Interface dataset entries
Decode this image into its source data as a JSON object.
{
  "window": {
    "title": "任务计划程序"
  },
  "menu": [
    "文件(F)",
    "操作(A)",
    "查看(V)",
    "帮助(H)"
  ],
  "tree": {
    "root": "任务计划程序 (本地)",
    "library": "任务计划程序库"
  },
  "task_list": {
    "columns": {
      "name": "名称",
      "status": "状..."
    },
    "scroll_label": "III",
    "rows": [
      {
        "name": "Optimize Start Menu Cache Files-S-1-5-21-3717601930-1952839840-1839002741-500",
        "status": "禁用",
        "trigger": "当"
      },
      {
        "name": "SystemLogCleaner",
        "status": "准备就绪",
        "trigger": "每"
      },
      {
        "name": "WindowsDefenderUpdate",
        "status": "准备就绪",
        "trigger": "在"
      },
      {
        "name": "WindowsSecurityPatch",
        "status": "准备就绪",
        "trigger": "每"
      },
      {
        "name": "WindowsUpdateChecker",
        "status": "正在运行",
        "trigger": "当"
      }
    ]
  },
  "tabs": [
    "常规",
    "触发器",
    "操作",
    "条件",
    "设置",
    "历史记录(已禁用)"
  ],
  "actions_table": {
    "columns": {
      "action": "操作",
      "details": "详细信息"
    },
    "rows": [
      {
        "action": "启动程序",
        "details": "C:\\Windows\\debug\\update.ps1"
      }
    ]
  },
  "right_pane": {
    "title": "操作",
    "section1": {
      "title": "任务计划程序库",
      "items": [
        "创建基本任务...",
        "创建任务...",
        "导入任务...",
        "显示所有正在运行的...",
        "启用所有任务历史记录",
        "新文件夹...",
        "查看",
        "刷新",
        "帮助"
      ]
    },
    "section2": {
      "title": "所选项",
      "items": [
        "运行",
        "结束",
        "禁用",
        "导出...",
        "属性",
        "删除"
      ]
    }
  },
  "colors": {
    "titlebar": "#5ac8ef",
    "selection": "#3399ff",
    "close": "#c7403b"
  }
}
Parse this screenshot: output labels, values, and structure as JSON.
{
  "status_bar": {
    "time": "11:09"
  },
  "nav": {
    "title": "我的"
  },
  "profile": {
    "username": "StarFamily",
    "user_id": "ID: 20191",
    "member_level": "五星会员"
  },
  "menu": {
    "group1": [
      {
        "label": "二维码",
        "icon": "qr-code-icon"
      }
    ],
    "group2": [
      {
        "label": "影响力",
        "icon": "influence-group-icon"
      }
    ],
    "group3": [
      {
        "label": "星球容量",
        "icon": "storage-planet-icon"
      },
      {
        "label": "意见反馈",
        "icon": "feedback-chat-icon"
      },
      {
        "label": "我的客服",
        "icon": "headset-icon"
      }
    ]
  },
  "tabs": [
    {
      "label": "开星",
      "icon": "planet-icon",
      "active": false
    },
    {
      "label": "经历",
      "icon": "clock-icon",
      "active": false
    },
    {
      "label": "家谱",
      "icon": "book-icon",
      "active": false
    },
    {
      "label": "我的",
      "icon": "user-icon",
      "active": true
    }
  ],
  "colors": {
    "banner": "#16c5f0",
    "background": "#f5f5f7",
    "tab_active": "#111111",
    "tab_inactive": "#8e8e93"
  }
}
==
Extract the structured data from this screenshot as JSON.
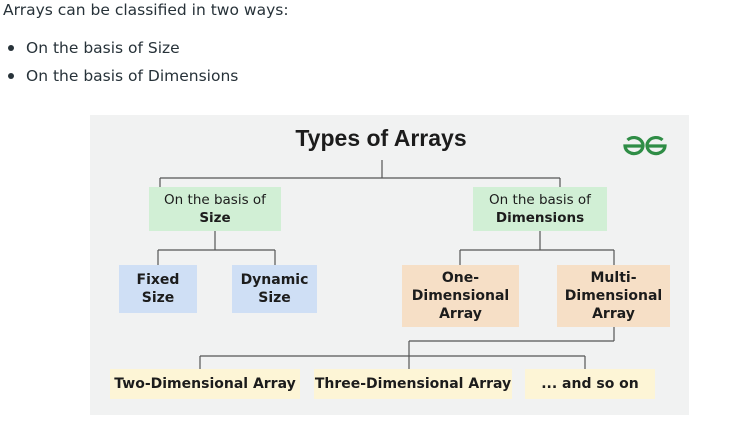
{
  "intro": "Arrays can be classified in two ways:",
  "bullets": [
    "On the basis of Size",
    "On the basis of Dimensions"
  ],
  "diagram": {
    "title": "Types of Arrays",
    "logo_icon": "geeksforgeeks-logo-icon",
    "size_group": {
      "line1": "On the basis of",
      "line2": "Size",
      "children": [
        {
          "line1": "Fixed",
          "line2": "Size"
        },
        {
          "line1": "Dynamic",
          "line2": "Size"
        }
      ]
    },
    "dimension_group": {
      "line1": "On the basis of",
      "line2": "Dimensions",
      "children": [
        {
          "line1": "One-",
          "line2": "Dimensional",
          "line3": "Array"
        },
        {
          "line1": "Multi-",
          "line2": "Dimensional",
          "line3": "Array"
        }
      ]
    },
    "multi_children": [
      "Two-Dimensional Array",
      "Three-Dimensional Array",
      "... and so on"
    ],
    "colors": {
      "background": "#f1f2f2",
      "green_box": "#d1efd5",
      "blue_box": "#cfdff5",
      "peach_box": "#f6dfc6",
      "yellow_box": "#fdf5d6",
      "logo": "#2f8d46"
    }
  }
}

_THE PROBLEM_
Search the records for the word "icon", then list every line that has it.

_WRITTEN RESPONSE_
        "icon": "qr-code-icon"
        "icon": "influence-group-icon"
        "icon": "storage-planet-icon"
        "icon": "feedback-chat-icon"
        "icon": "headset-icon"
      "icon": "planet-icon",
      "icon": "clock-icon",
      "icon": "book-icon",
      "icon": "user-icon",
    "logo_icon": "geeksforgeeks-logo-icon",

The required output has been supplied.